GrungeCake: What’s your inspiration?
I am influenced by what I see and what I experience. Sometimes, I’m compared with other photographers, like Cindy Sherman. Personally I don’t agree with that, and it’s not my intention to copy anybody, but it’s hard to be original, so many things have already been done, so be it. It doesn’t stop me from going to exhibitions by other photographers.
Are there any books or movies that have inspired you?
Sophie’s Choice, both the book and the movie. American Psycho by Brett Easton Ellis; it inspired me to make the photo series Psycho. I recognized a lot in The Story of My Baldness by Marek van der Jagt, a pseudonym of Arnon Grunberg, I can really sympathize with its absurdity. Franz Kafka‘s The Metamorphosis is also a story I could have made up.
You show a lot of yourself.
I am who I am. I want to be free. I had this manager who told me I had to remain a mystery, but that was exactly what I didn’t want. I want to be an open book! I don’t Photoshop myself because I want to show people the truth. In my self-portrait Portrait I look quite tired, to me that is much more naked than with my breasts out.
How do you deal with criticism?
I don’t mind if people have an opinion about my work, they are entitled to that. Some people react very strongly to my work, they find it disgusting, but I don’t care about that. It’s a good thing people react to my work, it’s meant to do that, be it ‘wow’ or ‘yuk’.
But how about those people who look at your work and yourself in an erotic, sexual way?
Well… it is strange idea that people might jerk off to it.
Could you tell more about the recurring themes in your work, like religion?
I was raised with the idea that there’s a God, now I’m trying to figure out for myself what’s out there. I know I’m responsible for my own actions, because they are my own choices, but I also believe I’m being watched over. I think there’s a path in life, but there are different ways to walk it. I always need temporary goals, but I don’t know what my final goal in life is. It’s important to me to be a good person. I think the basis of religion is love, all the rules surrounding it are made up by men.
And masturbation in your self-portraits?
Your body is built for it, why shouldn’t you enjoy it?
Gender bending is also a recurring theme in your work, could you tell more about that?
Everyone has a female and male side. Sometimes I think and feel like a man. Half of the times I masturbate I fantasize I’m the man; a man being taken by another man, several men, or a woman. Or I fantasize I am a man taking a woman or a man… usually a woman actually. Yet, I feel absolutely no need to have sex with a woman in real life, even though I have a strong connection with women.
What are you currently working on?
I’m still working on my project Lilith in da House. After using my own house for so long it was time for something new, so I started making self-portraits in houses of complete strangers. People find it intriguing that I’m making photo’s of myself in their house during their absence, the fact that I’m walking around in my bare ass is an added bonus [smiles]. It’s a very important project and I’m even thinking of moving it abroad. I’ve also started working on the series My Phone and I. I bought a new cell phone [a Nokia Lumia 800] that I use to make photo’s with, very back to basics. I use it to make photo’s of myself in my bath tub, so everything takes place in one square meter, quite a challenge. It’s also a bit tricky, I already dropped my phone in the water once.
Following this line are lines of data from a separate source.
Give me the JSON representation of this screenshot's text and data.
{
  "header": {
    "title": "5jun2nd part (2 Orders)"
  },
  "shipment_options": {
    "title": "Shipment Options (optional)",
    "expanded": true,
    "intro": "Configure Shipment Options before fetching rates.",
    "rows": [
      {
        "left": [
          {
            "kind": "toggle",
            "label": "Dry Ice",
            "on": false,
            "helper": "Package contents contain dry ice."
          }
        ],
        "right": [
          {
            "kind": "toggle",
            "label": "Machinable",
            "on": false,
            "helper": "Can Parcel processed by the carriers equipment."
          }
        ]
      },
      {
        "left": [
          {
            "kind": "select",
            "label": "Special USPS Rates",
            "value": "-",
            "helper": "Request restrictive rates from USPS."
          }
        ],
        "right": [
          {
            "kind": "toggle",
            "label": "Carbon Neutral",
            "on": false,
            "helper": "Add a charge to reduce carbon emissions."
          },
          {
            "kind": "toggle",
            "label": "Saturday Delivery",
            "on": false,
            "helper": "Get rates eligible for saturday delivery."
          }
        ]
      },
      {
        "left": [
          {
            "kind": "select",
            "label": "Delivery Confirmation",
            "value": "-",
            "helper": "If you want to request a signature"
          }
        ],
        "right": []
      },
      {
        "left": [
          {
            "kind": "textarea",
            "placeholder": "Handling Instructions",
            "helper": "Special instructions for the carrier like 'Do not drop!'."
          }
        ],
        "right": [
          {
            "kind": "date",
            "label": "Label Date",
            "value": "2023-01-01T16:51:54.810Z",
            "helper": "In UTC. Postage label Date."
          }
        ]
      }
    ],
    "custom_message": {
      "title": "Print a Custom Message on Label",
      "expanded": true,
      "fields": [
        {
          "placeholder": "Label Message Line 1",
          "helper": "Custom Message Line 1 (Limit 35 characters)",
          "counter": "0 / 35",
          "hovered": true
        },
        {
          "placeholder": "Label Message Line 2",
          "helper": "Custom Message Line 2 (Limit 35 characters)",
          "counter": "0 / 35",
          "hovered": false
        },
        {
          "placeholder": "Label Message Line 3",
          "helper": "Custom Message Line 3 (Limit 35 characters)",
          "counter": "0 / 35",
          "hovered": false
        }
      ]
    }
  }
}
Being the subject of your work, do you find it hard to grow older?
I want to show the truth, but sometimes I do find it hard. I want to continue doing this as long as possible, but if I can handle it is another question. At the moment I want to keep doing this, but if something new comes my way, I go with the flow.